- Collaborating with other Community Organizations like Cobs Bakery, Peter’s Your Independent Grocer, Okanagan Heritage Museum etc.
For almost all of the families in the program, without CAPC, they would not be able share and learn some of these cultural pieces with their children.
Elya comments about her personal growth as a facilitator and about what she is learning about the aboriginal culture that she can bring back to her own family. The feedback she receives from participants valuing her commitment to the programs and families is deeply meaningful to her.
Elya has seen several families be reunited with their kids after they have been removed from the Ministry. Many of the moms did not know how to parent their kids any better. They were not raised with strong mother or father figures due to generational trauma from the residential schools. The parenting programs have assisted them in increasing their skills and CAPC was a safe place for them to bring their kids and work on attachment and bonding. The program coordinator comments that she feels so proud to see the hard work these moms are doing, and it paying off with the kids being reunited with their parent(s).
Elya says, “If we continue to invest in our children, it will pay off in the end. We can only do what we know. When we know better, we do better.”
Through Desert Sun Counselling & Resource Center in Oliver, a Community Kitchen has been actively running in the Oliver/Osoyoos area for over six years. This program has recently been through a sad loss which has demonstrated the strength and closeness they have developed as a caring community of families.
Over the years, the program has seen many families come and go, and some have made a larger presence than others. One such family is that of an older mom with a past history of addiction, who was starting on a new path with her second family, a family that she vowed to “do better” by than she had with her first. When she first started attending she came with her first son, then one, and two years later with her new born son. She attended regularly and it soon became apparent, both the mom herself, and to others, that her oldest son was a challenge.
She sought out help from whoever would listen … doctors, specialists, and eventually Children’s Hospital. Her partner worked out of town, “up north”, and was able to spend very little time at home with the mom and the boys, which compounded the stress. Last year her “first family” came into town and the unravelling started. Slowly she started using again … until she got lost in the addiction.
She lost the fight in March 2018. Her kindness and gentleness was felt by all … the women at the Community Kitchen, all grieving her loss, baked and prepared for weeks to provide food for her service.
The Community Kitchen facilitator, Nancy Aatelma, comments, “The Kitchen has become a place where not only is there food security but friendships are made and nurtured.

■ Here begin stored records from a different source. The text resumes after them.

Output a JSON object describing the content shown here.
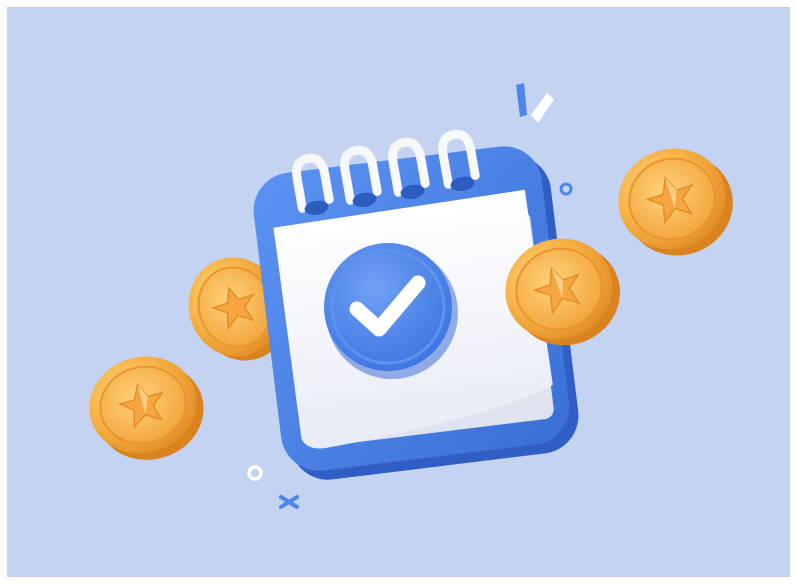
{
  "illustration": {
    "subject": "calendar-with-checkmark-and-star-coins",
    "colors": {
      "background": "#c4d3f1",
      "calendar_blue": "#4f86ea",
      "calendar_blue_dark": "#3a6fd6",
      "paper": "#f4f5fa",
      "coin_gold": "#f7b245",
      "coin_gold_dark": "#e59a2e",
      "star": "#fde0a0",
      "ring_white": "#f7f8fc"
    },
    "icons": [
      "calendar-icon",
      "checkmark-icon",
      "star-coin-icon",
      "sparkle-icon"
    ],
    "coin_count": 4
  }
}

Her boys will never be alone as they will always have the ‘kitchen moms’ looking out for them.”